UC IPM Online UC ANR home page UC IPM home page

UC IPM Home

SKIP navigation

 

How to Manage Pests

Key to Identifying Common Household Ants


Argentine ant: Colony propagation

Ant activity on soil

New colonies are established in the spring and summer and are propagated by budding, where one or more newly mated queens crawl out of an established colony with a group of workers. Winged reproductive forms are produced in the spring, but there are no flights as observed for other ant species. Argentine ants mate inside the nest. Spring nests are found in open ground. In warmer weather, ants may move nests to more hidden areas such as under houses. The nests in the summer are very shallow, reaching only 1 to 2 inches below the soil surface.

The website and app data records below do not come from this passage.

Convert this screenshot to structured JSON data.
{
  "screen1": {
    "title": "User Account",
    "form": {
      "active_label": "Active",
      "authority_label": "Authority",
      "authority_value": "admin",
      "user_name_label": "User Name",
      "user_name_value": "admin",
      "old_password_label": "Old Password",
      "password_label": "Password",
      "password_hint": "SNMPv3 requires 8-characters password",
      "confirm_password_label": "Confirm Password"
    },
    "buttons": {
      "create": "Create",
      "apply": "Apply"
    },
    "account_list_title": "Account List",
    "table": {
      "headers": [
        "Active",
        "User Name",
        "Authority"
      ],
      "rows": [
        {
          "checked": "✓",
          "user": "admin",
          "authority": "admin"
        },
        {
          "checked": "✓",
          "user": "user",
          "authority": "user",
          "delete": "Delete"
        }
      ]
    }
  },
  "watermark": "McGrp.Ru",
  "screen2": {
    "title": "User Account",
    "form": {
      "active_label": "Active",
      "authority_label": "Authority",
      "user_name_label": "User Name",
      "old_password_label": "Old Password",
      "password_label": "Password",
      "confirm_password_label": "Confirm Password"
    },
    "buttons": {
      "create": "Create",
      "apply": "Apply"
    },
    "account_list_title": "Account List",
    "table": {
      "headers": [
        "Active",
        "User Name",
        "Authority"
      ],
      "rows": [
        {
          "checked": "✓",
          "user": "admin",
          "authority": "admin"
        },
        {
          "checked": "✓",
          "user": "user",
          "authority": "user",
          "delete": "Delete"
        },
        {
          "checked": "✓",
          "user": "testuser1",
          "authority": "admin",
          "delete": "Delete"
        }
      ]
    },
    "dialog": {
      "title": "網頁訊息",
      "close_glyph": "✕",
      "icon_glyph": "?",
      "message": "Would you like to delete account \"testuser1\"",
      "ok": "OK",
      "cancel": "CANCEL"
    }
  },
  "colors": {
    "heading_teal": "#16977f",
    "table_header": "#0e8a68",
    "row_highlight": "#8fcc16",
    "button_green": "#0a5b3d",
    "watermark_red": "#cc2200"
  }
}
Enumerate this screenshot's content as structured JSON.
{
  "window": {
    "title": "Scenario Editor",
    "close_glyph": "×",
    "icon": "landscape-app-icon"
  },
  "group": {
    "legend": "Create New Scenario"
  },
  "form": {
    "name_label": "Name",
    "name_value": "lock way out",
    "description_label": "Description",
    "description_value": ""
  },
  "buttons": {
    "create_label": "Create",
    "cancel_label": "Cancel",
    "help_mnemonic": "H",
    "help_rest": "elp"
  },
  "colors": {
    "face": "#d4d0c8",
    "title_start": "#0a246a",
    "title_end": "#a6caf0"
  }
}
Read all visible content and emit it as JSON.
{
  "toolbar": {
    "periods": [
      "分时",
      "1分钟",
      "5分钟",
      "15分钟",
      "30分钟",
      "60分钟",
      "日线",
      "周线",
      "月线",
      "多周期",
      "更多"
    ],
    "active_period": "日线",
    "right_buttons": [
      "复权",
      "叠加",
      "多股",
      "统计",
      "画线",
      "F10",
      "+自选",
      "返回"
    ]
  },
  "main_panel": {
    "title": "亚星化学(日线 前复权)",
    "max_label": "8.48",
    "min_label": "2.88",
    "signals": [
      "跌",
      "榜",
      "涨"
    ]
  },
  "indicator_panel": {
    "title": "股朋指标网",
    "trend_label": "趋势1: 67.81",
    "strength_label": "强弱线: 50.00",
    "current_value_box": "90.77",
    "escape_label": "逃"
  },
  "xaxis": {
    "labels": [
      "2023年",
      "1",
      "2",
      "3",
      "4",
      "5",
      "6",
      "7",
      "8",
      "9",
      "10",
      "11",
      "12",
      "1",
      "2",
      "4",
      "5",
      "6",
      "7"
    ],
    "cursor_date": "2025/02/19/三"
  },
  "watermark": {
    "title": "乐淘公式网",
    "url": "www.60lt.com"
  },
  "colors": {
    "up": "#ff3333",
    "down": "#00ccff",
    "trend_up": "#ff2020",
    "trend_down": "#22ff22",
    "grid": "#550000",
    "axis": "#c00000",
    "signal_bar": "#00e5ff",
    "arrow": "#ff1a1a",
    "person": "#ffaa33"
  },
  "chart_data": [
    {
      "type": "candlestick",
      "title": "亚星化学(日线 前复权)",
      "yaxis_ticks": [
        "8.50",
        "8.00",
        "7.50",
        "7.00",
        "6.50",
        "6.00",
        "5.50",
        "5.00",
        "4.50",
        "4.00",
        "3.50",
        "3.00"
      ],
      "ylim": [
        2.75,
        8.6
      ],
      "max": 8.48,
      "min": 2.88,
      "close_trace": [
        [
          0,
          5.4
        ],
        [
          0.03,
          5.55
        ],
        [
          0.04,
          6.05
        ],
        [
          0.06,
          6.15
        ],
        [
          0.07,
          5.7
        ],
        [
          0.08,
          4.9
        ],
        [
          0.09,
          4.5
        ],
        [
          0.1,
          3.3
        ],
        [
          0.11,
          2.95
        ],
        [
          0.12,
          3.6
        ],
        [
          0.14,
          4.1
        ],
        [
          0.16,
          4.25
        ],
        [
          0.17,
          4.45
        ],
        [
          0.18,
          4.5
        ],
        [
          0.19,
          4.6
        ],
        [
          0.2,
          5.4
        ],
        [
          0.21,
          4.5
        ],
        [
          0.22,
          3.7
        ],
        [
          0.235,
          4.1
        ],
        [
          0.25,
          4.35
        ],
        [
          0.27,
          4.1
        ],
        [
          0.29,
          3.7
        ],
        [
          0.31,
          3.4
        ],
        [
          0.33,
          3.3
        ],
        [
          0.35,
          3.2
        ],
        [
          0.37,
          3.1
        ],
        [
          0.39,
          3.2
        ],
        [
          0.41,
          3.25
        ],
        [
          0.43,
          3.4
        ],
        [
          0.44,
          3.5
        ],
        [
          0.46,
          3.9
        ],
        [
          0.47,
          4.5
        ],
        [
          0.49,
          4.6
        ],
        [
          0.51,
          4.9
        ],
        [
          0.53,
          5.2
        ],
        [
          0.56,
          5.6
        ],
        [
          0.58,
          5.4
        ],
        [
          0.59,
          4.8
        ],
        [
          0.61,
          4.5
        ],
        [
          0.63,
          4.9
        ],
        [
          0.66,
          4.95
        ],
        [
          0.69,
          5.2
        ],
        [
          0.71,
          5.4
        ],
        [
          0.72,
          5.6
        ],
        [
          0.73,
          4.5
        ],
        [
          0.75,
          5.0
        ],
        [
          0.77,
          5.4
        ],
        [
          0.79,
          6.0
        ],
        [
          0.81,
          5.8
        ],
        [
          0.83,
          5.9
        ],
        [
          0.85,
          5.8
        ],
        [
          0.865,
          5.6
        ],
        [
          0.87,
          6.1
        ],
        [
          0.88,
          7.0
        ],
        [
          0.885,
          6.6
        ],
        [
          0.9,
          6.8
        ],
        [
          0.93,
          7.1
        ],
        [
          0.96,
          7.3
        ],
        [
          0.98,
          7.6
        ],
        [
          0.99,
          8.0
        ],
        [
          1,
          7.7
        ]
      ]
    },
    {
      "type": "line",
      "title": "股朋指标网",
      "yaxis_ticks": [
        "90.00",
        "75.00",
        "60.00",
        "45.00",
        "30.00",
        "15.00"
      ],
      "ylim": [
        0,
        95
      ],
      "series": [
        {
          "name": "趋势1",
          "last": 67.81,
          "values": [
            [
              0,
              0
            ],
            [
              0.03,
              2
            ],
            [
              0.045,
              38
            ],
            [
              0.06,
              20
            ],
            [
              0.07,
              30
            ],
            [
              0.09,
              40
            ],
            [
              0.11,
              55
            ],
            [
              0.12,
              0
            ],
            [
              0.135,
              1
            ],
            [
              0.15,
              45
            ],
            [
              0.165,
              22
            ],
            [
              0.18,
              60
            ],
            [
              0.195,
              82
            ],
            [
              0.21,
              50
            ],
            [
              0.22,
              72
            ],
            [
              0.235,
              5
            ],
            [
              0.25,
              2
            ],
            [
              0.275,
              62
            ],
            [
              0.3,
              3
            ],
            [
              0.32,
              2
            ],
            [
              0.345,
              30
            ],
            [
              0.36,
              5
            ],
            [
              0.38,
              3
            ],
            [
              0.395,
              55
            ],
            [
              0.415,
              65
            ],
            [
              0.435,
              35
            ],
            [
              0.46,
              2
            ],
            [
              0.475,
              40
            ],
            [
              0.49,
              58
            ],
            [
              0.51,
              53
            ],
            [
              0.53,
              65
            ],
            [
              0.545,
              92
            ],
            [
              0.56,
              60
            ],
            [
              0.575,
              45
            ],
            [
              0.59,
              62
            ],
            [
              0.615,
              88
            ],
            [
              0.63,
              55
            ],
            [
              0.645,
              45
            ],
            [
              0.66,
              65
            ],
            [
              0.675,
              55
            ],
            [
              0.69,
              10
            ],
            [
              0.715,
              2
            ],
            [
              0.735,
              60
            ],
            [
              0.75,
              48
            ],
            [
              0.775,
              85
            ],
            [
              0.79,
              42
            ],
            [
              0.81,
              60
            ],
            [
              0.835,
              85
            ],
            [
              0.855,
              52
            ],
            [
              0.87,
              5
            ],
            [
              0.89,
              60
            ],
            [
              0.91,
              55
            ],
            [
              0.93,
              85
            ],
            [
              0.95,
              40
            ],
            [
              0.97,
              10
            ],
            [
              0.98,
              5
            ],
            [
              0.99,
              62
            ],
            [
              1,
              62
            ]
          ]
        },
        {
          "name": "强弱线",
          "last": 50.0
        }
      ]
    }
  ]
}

There are multiple queens per colony. Queens are very mobile and can quickly move to new locations if conditions are unfavorable. In the fall, colonies merge into larger colonies with hundreds of queens by the process of budding; they remain large throughout the winter. During the winter months, ants may move indoors.


Statewide IPM Program, Agriculture and Natural Resources, University of California
All contents copyright © 2014 The Regents of the University of California. All rights reserved.

For noncommercial purposes only, any Web site may link directly to this page. FOR ALL OTHER USES or more information, read Legal Notices. Unfortunately, we cannot provide individual solutions to specific pest problems. See our Home page, or in the U.S., contact your local Cooperative Extension office for assistance.

Agriculture and Natural Resources, University of California

Accessibility   /TOOLS/ANTKEY/argbio.html revised: July 10, 2014. Contact webmaster.